Office Hours

My office is Strong Hall 266 and my office hours are posted on the Blackboard site.  Appointments are also possible. My email addresses are available on the campus web and on the Blackboard site. I encourage you to email me with questions, comments, etc., if you cannot come by during office hours.

Additional Course Policies

Dropping the Class

It is your responsibility to understand the Universityís procedure for dropping a class. If you stop attending this class but do not follow proper procedure for dropping the class, you will receive a failing grade and will also be financially obligated to pay for the class. For information about dropping a class or withdrawing from the university, contact the Office of the Registrar at 836-5520.

Academic Dishonesty

Missouri State University is a community of scholars committed to developing educated persons who accept the responsibility to practice personal and academic integrity.  You are responsible for knowing and following the universityís student honor code, Student Academic Integrity Policies and Procedures and also available at the Reserves Desk in Meyer Library.  Any student participating in any form of academic dishonesty will be subject to sanctions as described in this policy.  In this course, cheating on any assignment besides the final exam will result in an F for that assignment and usually cannot be made up. Cheating on the final exam will result in an XF.


Missouri State University is an equal opportunity/affirmative action institution, and maintains a grievance procedure available to any person who believes he or she has been discriminated against. At all times, it is your right to address inquiries or concerns about possible discrimination to the Office for Institutional Equity and Compliance, Park Central Office Building, 117 Park Central Square, Suite 111, 417-836-4252. Other types of concerns (i.e., concerns of an academic nature) should be discussed directly with your instructor and can also be brought to the attention of your instructorís Department Head.   Please visit the OED website at

Disability Accommodation

To request academic accommodations for a disability, contact the Director of the Disability Resource Center, Carrington Hall, Room 302, 417-836-4192 or 417-836-6792 (TTY), Students are required to provide documentation of disability to the Disability Resource Center prior to receiving accommodations. The Disability Resource Center refers some types of accommodation requests to the Learning Diagnostic Clinic, which also provides diagnostic testing for learning and psychological disabilities. For information about testing, contact the Director of the Learning Diagnostic Clinic, 417-836-4787,

Cell phone policy

As a member of the learning community, each student has a responsibility to other students who are members of the community.  When cell phones or pagers ring and students respond in class or leave class to respond, it disrupts the class. Therefore, the Office of the Provost prohibits the use by students of cell phones, pagers, PDAs, or similar communication devices during scheduled classes. All such devices must be turned off or put in a silent (vibrate) mode and ordinarily should not be taken out during class. Given the fact that these same communication devices are an integral part of the Universityís emergency notification system, an exception to this policy would occur when numerous devices activate simultaneously. When this occurs, students may consult their devices to determine if a university emergency exists. If that is not the case, the devices should be immediately returned to silent mode and put away. Other exceptions to this policy may be granted at the discretion of the instructor.

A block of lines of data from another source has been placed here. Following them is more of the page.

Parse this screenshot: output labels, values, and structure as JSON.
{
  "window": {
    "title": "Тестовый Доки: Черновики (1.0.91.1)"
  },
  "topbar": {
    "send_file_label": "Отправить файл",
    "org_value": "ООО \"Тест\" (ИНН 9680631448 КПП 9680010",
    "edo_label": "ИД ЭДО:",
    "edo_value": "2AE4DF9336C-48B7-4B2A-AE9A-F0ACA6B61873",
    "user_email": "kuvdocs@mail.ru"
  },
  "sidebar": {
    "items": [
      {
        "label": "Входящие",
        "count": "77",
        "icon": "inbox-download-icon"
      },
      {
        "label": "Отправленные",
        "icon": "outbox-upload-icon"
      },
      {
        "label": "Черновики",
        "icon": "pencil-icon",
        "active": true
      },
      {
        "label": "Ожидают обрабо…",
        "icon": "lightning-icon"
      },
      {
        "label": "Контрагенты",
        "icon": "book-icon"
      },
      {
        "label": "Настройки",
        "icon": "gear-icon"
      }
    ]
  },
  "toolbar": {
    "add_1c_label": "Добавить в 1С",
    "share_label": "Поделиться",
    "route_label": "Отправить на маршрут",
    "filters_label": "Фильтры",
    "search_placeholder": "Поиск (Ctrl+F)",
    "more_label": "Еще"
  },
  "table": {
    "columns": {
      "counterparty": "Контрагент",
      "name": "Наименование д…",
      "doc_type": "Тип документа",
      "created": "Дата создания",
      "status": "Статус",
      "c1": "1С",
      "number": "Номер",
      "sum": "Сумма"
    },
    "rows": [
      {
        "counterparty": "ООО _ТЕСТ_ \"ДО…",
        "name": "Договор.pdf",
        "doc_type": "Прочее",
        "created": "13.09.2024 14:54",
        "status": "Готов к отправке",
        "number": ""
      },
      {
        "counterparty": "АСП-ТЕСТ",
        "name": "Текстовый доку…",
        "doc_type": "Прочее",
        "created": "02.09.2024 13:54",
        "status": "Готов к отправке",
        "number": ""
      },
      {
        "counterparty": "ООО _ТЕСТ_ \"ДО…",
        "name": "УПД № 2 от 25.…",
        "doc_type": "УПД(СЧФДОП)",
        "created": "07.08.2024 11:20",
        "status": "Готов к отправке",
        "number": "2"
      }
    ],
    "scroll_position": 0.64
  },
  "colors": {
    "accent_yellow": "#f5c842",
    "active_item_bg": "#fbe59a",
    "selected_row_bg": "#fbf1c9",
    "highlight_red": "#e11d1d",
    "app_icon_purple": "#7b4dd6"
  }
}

Emergency Response

At the first class meeting, students should become familiar with a basic emergency response plan through a dialogue with the instructor that includes a review and awareness of exits specific to the classroom and the location of evacuation centers for the building. All instructors are provided this information specific to their classroom and/or lab assignments in an e-mail prior to the beginning of the fall semester from the Office of the Provost and Safety and Transportation. Students with disabilities impacting mobility should discuss the approved accommodations for emergency situations and additional options when applicable with the instructor. For more information go to and